The Governor of the Central Bank, Professor Patrick Honohan, has said he approves of the Government's plan to restructure Anglo Irish Bank into two separate institutions, but said the Government needed to look again at its long-term Budget plans.
Speaking at a European Money and Finance forum in Dublin today, Mr Honohan described the Government's decision on Anglo Irish Bank as a 'welcome relief'.
Read the full speech here
Patrick Honohan said the Government had asked him to determine the appropriate levels of capital that would be required by each of the two new Anglo institutions. He said the Central Bank was assessing the bank in a different manner to how it had for the other banks.
He added that he would publish a stress assessment of the potential future losses at Anglo Irish Bank.
However, Patrick Honohan said that the Government needed to re-examine its multi-year Budget soon, if it is to meet its plan to reduce the country's deficit to 3% by 2014.
Mr Honohan said that the real economy, the level of prices and interest rates on Government borrowing, and the cost of servicing the debts associated with bank restructuring would all have negative impacts on the economy.
Commenting on the recent increases in the cost of borrowing, he said that unless international lenders were convinced that the long-term plan for the budget was going to be adhered to, these costs would continue to go up.
Patrick Honohan said that 'some explicit re-programming' of the budgetary profile for the coming years was 'clearly necessary soon'.
In his address, Mr Honohan also said that the Central Bank had carried out its own stress tests on Bank of Ireland and AIB and had determined new capital requirements for both.
He said that Bank of Ireland has already met these and AIB will do so by the end of the year. This prompted Mr Honohan to describe both banks as 'sorted'.
EU official 'surprised' by Honohan comments
A well-placed EU official has told RTÉ that, given what he described as a 'very, very challenging situation' in Ireland, political stability was important.
Without making any explicit reference to the controversy surrounding Taoiseach Brian Cowen's Morning Ireland interview last week, the official said: 'Political stability is important when you have to pass budgets, when you require sacrifices from the public,' he said.
He drew a comparison with Spain where the socialist government is passing unpopular reforms to lower its budget deficit. 'The government there has a comfortable majority, it can pass laws,' he said.
The official also expressed surprise at the comments by the Central Bank governor, describing them as 'not the most helpful for Mr Lenihan'.
The comments come during a crucial week for the Government and the Irish economy. As well as the sale of 10-year bonds tomorrow, there is a growing expectation that a European Commission decision on the Government's plans to restructure Anglo Irish Bank will come very shortly.
The official acknowledged that Ireland had already done a lot in cutting public spending. These, he said, were having a social impact. 'The weak point is the banking sector,' he said.
Another key test will come when the Government presents its deficit forecast for 2010. It is expected that, because of the capital injections into Anglo Irish Bank, our deficit will breach the 20% mark.
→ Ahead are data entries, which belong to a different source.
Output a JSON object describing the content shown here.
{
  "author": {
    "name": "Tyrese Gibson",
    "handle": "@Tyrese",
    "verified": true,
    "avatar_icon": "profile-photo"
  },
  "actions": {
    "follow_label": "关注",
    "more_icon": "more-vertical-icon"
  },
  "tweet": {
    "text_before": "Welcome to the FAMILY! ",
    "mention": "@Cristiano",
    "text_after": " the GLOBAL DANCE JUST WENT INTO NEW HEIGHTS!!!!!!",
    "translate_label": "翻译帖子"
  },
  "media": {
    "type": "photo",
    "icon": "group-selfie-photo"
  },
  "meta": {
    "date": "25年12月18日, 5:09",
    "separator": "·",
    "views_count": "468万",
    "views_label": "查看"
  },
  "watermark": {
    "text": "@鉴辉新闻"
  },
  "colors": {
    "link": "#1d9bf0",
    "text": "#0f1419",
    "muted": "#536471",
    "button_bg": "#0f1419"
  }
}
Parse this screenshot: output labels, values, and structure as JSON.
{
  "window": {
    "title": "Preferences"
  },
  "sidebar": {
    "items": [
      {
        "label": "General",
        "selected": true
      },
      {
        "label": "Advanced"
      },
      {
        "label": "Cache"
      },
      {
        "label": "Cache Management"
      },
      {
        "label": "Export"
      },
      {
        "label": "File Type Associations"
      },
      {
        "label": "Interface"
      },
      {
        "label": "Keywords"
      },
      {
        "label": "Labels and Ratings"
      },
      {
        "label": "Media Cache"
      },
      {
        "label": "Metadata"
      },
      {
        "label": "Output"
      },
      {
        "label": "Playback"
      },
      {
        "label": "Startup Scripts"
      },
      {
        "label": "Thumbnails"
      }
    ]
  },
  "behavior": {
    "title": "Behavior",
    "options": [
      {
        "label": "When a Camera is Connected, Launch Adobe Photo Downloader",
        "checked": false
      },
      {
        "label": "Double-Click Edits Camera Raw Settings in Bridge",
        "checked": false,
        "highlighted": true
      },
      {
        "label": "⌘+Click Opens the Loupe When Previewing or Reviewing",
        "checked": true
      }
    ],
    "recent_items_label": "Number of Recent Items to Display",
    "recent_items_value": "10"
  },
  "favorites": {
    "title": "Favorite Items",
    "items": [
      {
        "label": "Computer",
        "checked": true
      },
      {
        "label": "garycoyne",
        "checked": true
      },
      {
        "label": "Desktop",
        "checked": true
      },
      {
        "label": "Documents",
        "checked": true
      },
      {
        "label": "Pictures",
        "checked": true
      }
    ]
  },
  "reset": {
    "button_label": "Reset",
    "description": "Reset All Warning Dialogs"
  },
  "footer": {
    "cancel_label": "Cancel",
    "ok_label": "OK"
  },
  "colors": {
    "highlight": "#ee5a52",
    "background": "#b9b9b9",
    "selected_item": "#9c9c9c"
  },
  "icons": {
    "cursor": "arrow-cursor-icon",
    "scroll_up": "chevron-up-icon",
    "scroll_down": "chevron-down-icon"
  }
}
The presentation could be a matter of weeks away, and it will be up to the European Commission and the euro zone countries to assess where to go next. They will have to look at what budgetary moves the Government would have to make next year to begin bringing the deficit down.
At that point the Government could, theoretically, request an extension to the target of getting the deficit down to 3% of economic output by 2014.
The Department of Finance said Budget plans were in line so far, and that it would give an update on its plans in the second half of October. It said the Government agreed with Professor Honohan that it was important to tackle the public finances.
Banks must have 'social' role - IBF chief
Speaking at the same conference as Professor Honohan, the chief executive of the Irish Banking Federation said that in future, banks must play a strong social, as well as economic, role.
Pat Farrell said the banking sector had lost the trust of the public and had let people down.
He called for a new social contract with the authorities, under which banks would commit to a number of principles, including taking fewer risks, being less focused on property and responding to the needs of the economy and businesses.
Mr Farrell said the IBF had been working with Enterprise Ireland to develop expertise in fast-growing sectors of the economy. He said banks were also working with struggling homeowners and small businesses.